### Brief
Could you restate every line of the data word for word?

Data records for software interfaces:
=== Section Start ===

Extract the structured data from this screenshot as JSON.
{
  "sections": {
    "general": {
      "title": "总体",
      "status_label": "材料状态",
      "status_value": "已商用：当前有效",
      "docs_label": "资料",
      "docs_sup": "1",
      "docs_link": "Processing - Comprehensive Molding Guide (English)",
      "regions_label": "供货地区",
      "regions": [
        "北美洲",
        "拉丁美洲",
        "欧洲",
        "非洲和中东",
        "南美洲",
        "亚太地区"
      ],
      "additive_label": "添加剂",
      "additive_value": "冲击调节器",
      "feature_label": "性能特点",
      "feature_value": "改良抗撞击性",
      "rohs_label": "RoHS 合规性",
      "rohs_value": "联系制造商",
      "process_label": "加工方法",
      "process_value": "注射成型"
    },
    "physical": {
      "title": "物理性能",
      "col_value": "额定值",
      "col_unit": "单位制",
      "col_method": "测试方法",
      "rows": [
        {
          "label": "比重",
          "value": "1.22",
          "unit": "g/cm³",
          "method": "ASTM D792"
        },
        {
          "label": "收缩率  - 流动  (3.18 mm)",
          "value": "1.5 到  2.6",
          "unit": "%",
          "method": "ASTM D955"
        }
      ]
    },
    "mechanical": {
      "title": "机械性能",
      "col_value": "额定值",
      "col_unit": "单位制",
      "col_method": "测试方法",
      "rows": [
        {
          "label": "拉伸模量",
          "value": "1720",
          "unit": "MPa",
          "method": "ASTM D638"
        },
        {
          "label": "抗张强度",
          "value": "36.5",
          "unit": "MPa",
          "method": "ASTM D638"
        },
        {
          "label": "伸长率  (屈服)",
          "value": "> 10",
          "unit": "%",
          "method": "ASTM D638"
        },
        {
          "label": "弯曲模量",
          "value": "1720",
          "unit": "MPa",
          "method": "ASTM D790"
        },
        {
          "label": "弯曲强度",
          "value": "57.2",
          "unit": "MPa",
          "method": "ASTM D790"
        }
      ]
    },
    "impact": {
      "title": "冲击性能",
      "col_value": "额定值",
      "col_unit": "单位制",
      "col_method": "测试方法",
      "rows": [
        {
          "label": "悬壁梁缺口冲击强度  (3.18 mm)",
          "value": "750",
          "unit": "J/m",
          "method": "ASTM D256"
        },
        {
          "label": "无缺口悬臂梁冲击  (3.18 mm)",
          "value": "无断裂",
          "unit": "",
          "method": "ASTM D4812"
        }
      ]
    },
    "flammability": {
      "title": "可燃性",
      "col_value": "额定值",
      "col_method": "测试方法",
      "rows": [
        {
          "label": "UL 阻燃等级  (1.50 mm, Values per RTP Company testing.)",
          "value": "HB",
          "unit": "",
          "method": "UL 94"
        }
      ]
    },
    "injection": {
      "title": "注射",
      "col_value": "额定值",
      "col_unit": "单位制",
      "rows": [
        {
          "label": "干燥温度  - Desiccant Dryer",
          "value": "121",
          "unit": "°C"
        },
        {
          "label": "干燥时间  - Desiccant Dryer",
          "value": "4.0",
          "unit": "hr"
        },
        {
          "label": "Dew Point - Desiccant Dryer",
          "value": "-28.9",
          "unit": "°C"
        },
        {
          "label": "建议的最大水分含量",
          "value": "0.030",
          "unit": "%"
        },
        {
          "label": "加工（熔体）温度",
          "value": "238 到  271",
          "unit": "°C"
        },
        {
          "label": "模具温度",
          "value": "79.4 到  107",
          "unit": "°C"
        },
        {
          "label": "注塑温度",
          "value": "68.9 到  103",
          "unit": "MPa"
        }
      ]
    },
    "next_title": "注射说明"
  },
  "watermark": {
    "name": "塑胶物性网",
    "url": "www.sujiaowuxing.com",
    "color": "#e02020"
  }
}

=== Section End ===

### Solved exercise
Extract the structured data from this screenshot as JSON.
{
  "sections": {
    "general": {
      "title": "总体",
      "status_label": "材料状态",
      "status_value": "已商用：当前有效",
      "docs_label": "资料",
      "docs_sup": "1",
      "docs_link": "Processing - Comprehensive Molding Guide (English)",
      "regions_label": "供货地区",
      "regions": [
        "北美洲",
        "拉丁美洲",
        "欧洲",
        "非洲和中东",
        "南美洲",
        "亚太地区"
      ],
      "additive_label": "添加剂",
      "additive_value": "冲击调节器",
      "feature_label": "性能特点",
      "feature_value": "改良抗撞击性",
      "rohs_label": "RoHS 合规性",
      "rohs_value": "联系制造商",
      "process_label": "加工方法",
      "process_value": "注射成型"
    },
    "physical": {
      "title": "物理性能",
      "col_value": "额定值",
      "col_unit": "单位制",
      "col_method": "测试方法",
      "rows": [
        {
          "label": "比重",
          "value": "1.22",
          "unit": "g/cm³",
          "method": "ASTM D792"
        },
        {
          "label": "收缩率  - 流动  (3.18 mm)",
          "value": "1.5 到  2.6",
          "unit": "%",
          "method": "ASTM D955"
        }
      ]
    },
    "mechanical": {
      "title": "机械性能",
      "col_value": "额定值",
      "col_unit": "单位制",
      "col_method": "测试方法",
      "rows": [
        {
          "label": "拉伸模量",
          "value": "1720",
          "unit": "MPa",
          "method": "ASTM D638"
        },
        {
          "label": "抗张强度",
          "value": "36.5",
          "unit": "MPa",
          "method": "ASTM D638"
        },
        {
          "label": "伸长率  (屈服)",
          "value": "> 10",
          "unit": "%",
          "method": "ASTM D638"
        },
        {
          "label": "弯曲模量",
          "value": "1720",
          "unit": "MPa",
          "method": "ASTM D790"
        },
        {
          "label": "弯曲强度",
          "value": "57.2",
          "unit": "MPa",
          "method": "ASTM D790"
        }
      ]
    },
    "impact": {
      "title": "冲击性能",
      "col_value": "额定值",
      "col_unit": "单位制",
      "col_method": "测试方法",
      "rows": [
        {
          "label": "悬壁梁缺口冲击强度  (3.18 mm)",
          "value": "750",
          "unit": "J/m",
          "method": "ASTM D256"
        },
        {
          "label": "无缺口悬臂梁冲击  (3.18 mm)",
          "value": "无断裂",
          "unit": "",
          "method": "ASTM D4812"
        }
      ]
    },
    "flammability": {
      "title": "可燃性",
      "col_value": "额定值",
      "col_method": "测试方法",
      "rows": [
        {
          "label": "UL 阻燃等级  (1.50 mm, Values per RTP Company testing.)",
          "value": "HB",
          "unit": "",
          "method": "UL 94"
        }
      ]
    },
    "injection": {
      "title": "注射",
      "col_value": "额定值",
      "col_unit": "单位制",
      "rows": [
        {
          "label": "干燥温度  - Desiccant Dryer",
          "value": "121",
          "unit": "°C"
        },
        {
          "label": "干燥时间  - Desiccant Dryer",
          "value": "4.0",
          "unit": "hr"
        },
        {
          "label": "Dew Point - Desiccant Dryer",
          "value": "-28.9",
          "unit": "°C"
        },
        {
          "label": "建议的最大水分含量",
          "value": "0.030",
          "unit": "%"
        },
        {
          "label": "加工（熔体）温度",
          "value": "238 到  271",
          "unit": "°C"
        },
        {
          "label": "模具温度",
          "value": "79.4 到  107",
          "unit": "°C"
        },
        {
          "label": "注塑温度",
          "value": "68.9 到  103",
          "unit": "MPa"
        }
      ]
    },
    "next_title": "注射说明"
  },
  "watermark": {
    "name": "塑胶物性网",
    "url": "www.sujiaowuxing.com",
    "color": "#e02020"
  }
}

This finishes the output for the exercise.